Completely different than anything else I've read recently, this book was phenomenal. It is not a light or easy read - it will definitely make your brain work - but the author demonstrates a singular ability to take dense, complex science and deliver it in an accessible, embraceable way that keeps you hooked, blows away preconceptions, and stays with you long after you've finished reading. It seriously challenged some of my beliefs about why people do the things they do and what our response as individuals and a society should be. Whether you agree with his suggestions near the end of not (I mostly don't), this will make you think.

4. The Five Money Personalities
I didn't expect to be impressed by this, but I now consider it in my top five books every married couple should read (right alongside The Five Love Languages). It's a quick and easy read (and you can take the personality test free online whether you buy the book or not - yay!), but it gives you something a lot of people don't have  - a clear framework and concise language with which to discuss your fears and priorities about money. It can provide powerful new insight into why some things in your financial life are working and others are a struggle, and what to do about it.

5. Is Marriage for White People
This is one of those books that begs to be read out in public somewhere, just to watch people's eyebrows shoot through their scalps. That aside, it is also a well-written exploration into topics that tend to be badly handled by the media (and society in general). The conclusions were surprising but overwhelmingly positive, and the personal stories deftly handled.

Bonus Round: Practical Skills Books I Found & Loved

Wild Edibles: A Practical Guide to Foraging, with Easy Identification of 60 Edible Plants and 67 Recipes

Quite possibly the best of this kind of book that I've found, WE changed how I look at my yard. An easy size to carry around while walking through your yard or local park, the book has excellent pictures, concise descriptions (with all the information you actually need), and helpful use suggestions and recipes for all the new plants you discover.

Yoga for Runners is exactly what I have been looking for. As a new runner (who generally sucks at the stretching/warmup/cool down aspect), I am loving the practical information and easy-to-use format of this book. Without making you feel like an idiot, it shows you where you're at risk for injury, which stretches to use to prevent those injuries, and how to handle specific personal challenges (bad knees, sore back, etc.). It also includes how-to break downs of individual poses, full yoga sequences, and quick reference charts so you can find what you want in a hurry. 

 Reflexology is on my list of things to master in 2014. It's quick, free, and healthy, and can reduce one's dependence on or inclination to less constructive alternatives like dosing up on pain relievers or drinking. After trying a bunch of different books, I've found this one to be the best for beginners. Everything you need to know to get started in an easy-reference format that is well written and doesn't treat you like an idiot or try to shape your opinion of broader alternative health policy. Yay!

That's my list for 2013 - don't forget to hop over to Modern Mrs. Darcy's link up to see what everyone else has been reading!
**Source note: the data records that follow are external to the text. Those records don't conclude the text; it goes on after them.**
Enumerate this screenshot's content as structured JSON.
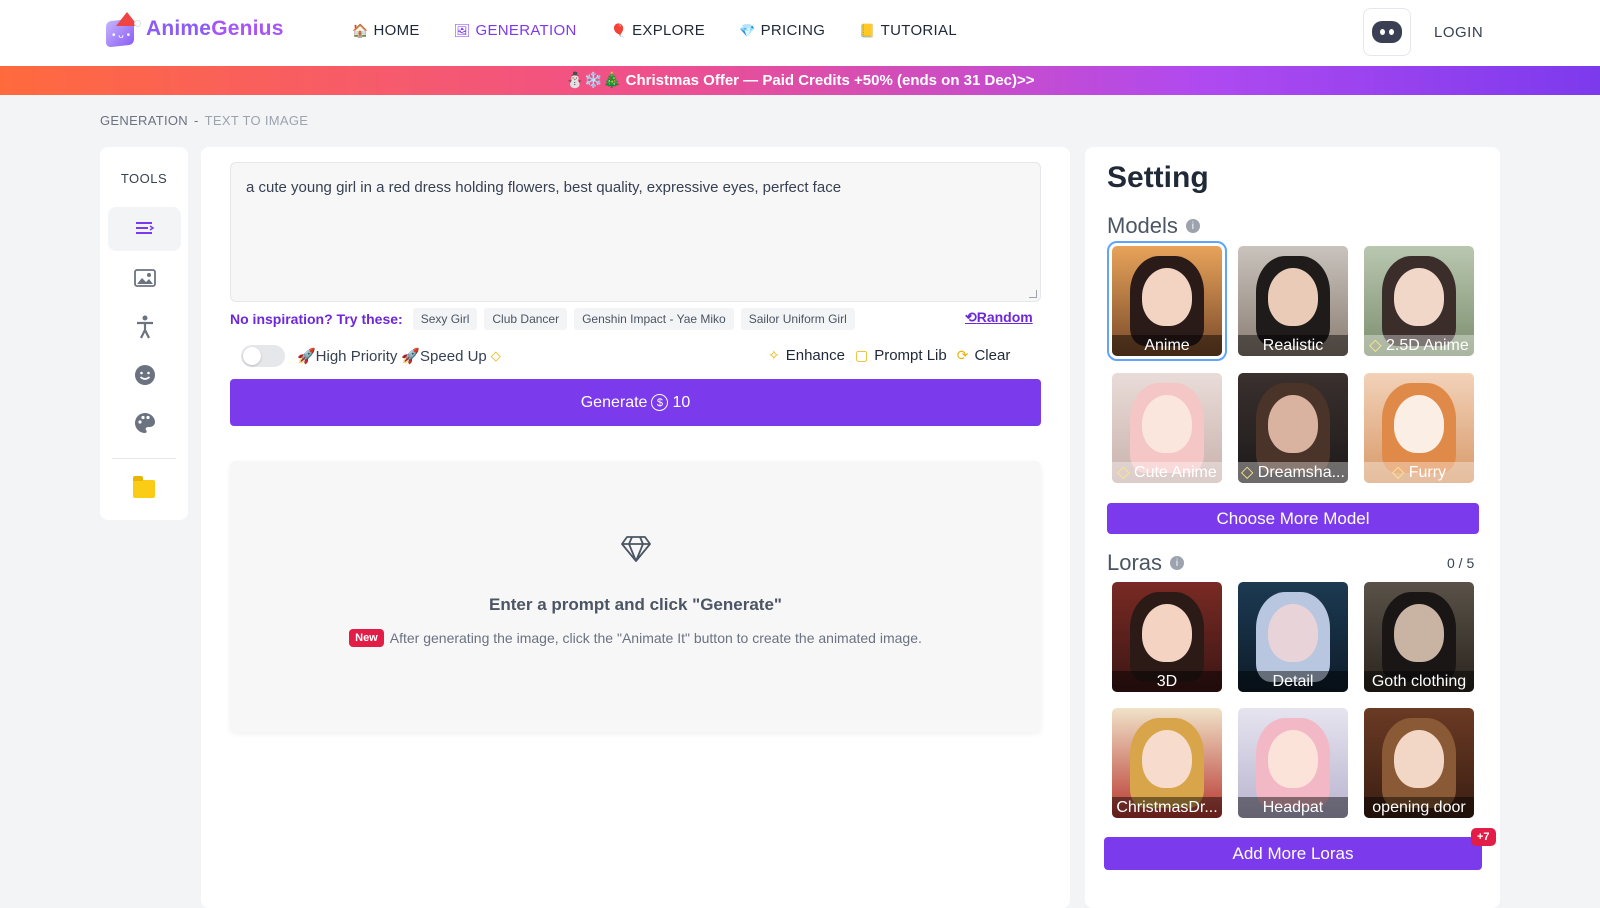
{
  "header": {
    "logo_text_a": "Anime",
    "logo_text_b": "Genius",
    "nav": [
      {
        "label": "HOME",
        "icon": "🏠"
      },
      {
        "label": "GENERATION",
        "icon": "🖼"
      },
      {
        "label": "EXPLORE",
        "icon": "🎈"
      },
      {
        "label": "PRICING",
        "icon": "💎"
      },
      {
        "label": "TUTORIAL",
        "icon": "📒"
      }
    ],
    "login": "LOGIN"
  },
  "banner": {
    "text": "⛄❄️🎄 Christmas Offer — Paid Credits +50% (ends on 31 Dec)>>"
  },
  "breadcrumb": {
    "parent": "GENERATION",
    "separator": "-",
    "current": "TEXT TO IMAGE"
  },
  "tools": {
    "title": "TOOLS"
  },
  "prompt": {
    "value": "a cute young girl in a red dress holding flowers, best quality, expressive eyes, perfect face",
    "inspiration_label": "No inspiration? Try these:",
    "suggestions": [
      "Sexy Girl",
      "Club Dancer",
      "Genshin Impact - Yae Miko",
      "Sailor Uniform Girl"
    ],
    "random": "Random"
  },
  "options": {
    "high_priority": "🚀High Priority",
    "speed_up": "🚀Speed Up",
    "enhance": "Enhance",
    "prompt_lib": "Prompt Lib",
    "clear": "Clear"
  },
  "generate": {
    "label": "Generate",
    "cost": "10",
    "coin_symbol": "$"
  },
  "result": {
    "title": "Enter a prompt and click \"Generate\"",
    "badge": "New",
    "note": "After generating the image, click the \"Animate It\" button to create the animated image."
  },
  "settings": {
    "title": "Setting",
    "models_title": "Models",
    "models": [
      {
        "label": "Anime",
        "premium": false,
        "selected": true
      },
      {
        "label": "Realistic",
        "premium": false,
        "selected": false
      },
      {
        "label": "2.5D Anime",
        "premium": true,
        "selected": false
      },
      {
        "label": "Cute Anime",
        "premium": true,
        "selected": false
      },
      {
        "label": "Dreamsha...",
        "premium": true,
        "selected": false
      },
      {
        "label": "Furry",
        "premium": true,
        "selected": false
      }
    ],
    "choose_more": "Choose More Model",
    "loras_title": "Loras",
    "loras_count": "0 / 5",
    "loras": [
      {
        "label": "3D"
      },
      {
        "label": "Detail"
      },
      {
        "label": "Goth clothing"
      },
      {
        "label": "ChristmasDr..."
      },
      {
        "label": "Headpat"
      },
      {
        "label": "opening door"
      }
    ],
    "add_more": "Add More Loras",
    "more_badge": "+7"
  },
  "colors": {
    "accent": "#7c3aed",
    "banner_start": "#ff6a3d",
    "banner_end": "#7c3aed",
    "badge": "#e11d48"
  }
}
1 comment:

  1. I read an essay or op-ed by Banks somewhere but I didn't realize he had a book out. Thanks for the heads-up!

    Also: totally intrigued by Wild Edibles. I'm not sure if I'm that brave, but I'm still interested in learning more.